SUPPLIED RECORDS.
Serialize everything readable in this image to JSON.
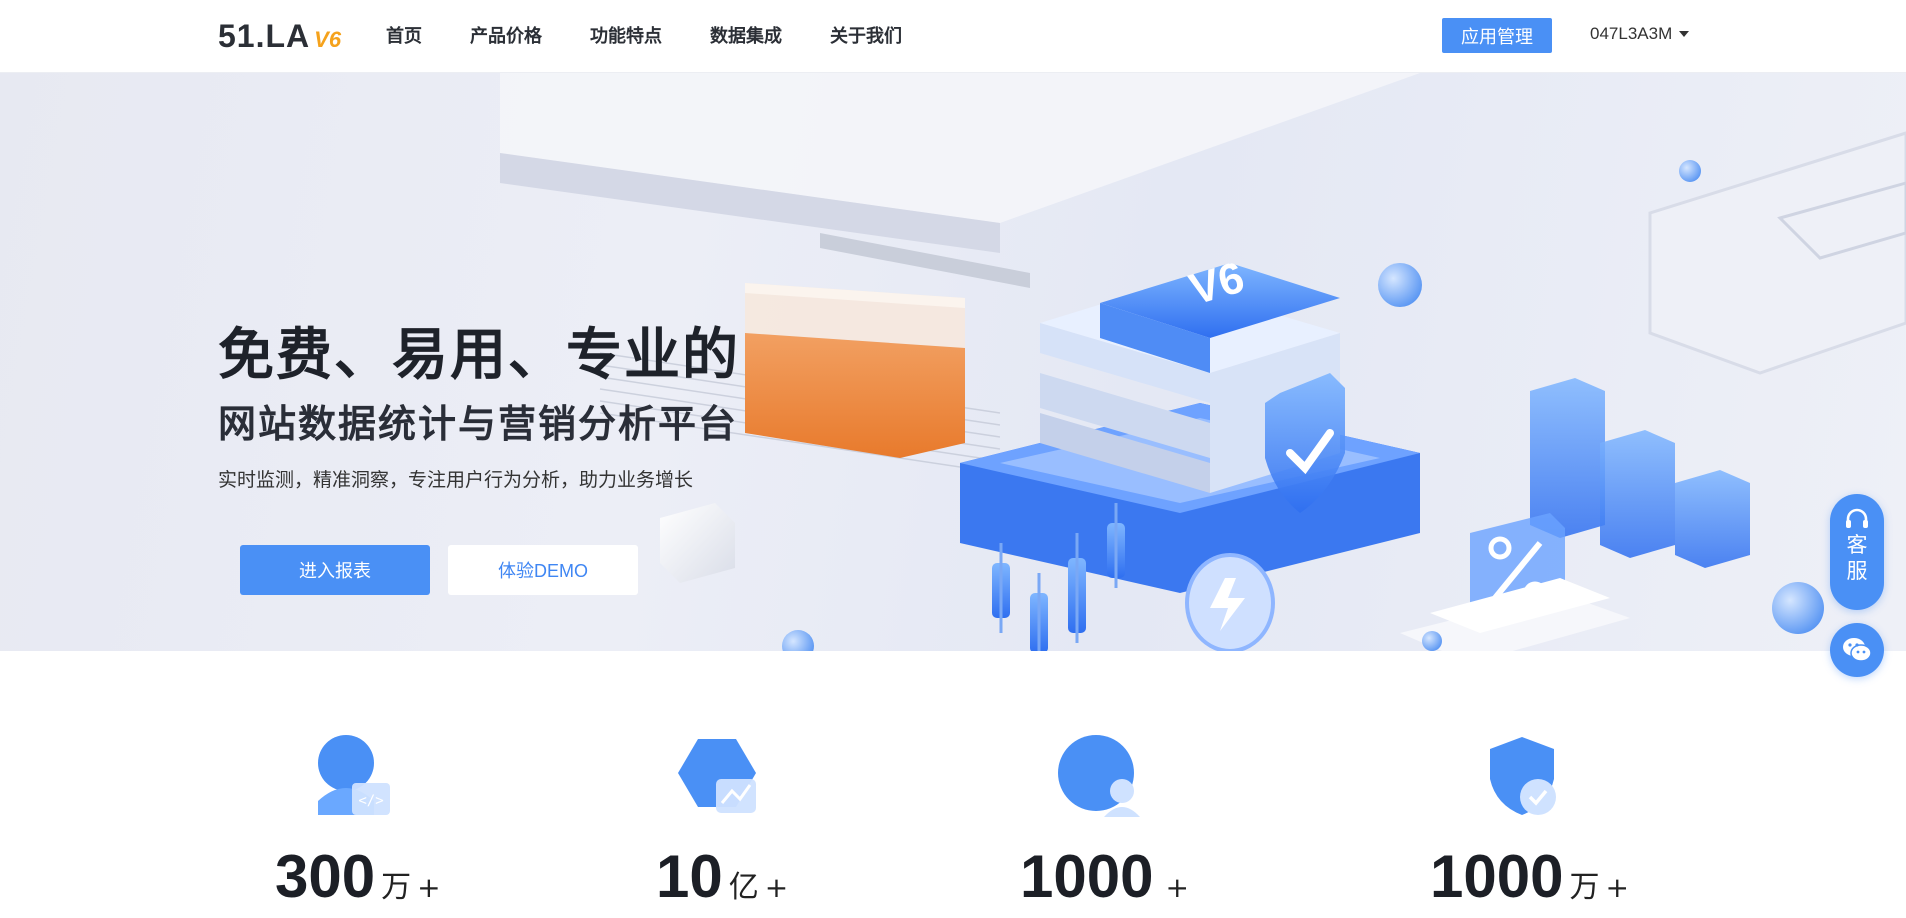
{
  "header": {
    "logo_text": "51.LA",
    "logo_version": "V6",
    "nav": [
      "首页",
      "产品价格",
      "功能特点",
      "数据集成",
      "关于我们"
    ],
    "app_button": "应用管理",
    "user_name": "047L3A3M"
  },
  "hero": {
    "title": "免费、易用、专业的",
    "subtitle": "网站数据统计与营销分析平台",
    "description": "实时监测，精准洞察，专注用户行为分析，助力业务增长",
    "primary_button": "进入报表",
    "secondary_button": "体验DEMO",
    "badge_text": "V6"
  },
  "float": {
    "service_chars": [
      "客",
      "服"
    ]
  },
  "stats": [
    {
      "icon": "user-code-icon",
      "number": "300",
      "unit": "万",
      "plus": "+"
    },
    {
      "icon": "hexagon-chart-icon",
      "number": "10",
      "unit": "亿",
      "plus": "+"
    },
    {
      "icon": "user-circle-icon",
      "number": "1000",
      "unit": "",
      "plus": "+"
    },
    {
      "icon": "shield-check-icon",
      "number": "1000",
      "unit": "万",
      "plus": "+"
    }
  ],
  "colors": {
    "accent": "#4a90f5",
    "logo_version": "#f5a21c",
    "text_dark": "#1e222a"
  }
}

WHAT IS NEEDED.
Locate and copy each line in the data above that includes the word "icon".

RESULT FOR THIS EXERCISE.
      "icon": "user-code-icon",
      "icon": "hexagon-chart-icon",
      "icon": "user-circle-icon",
      "icon": "shield-check-icon",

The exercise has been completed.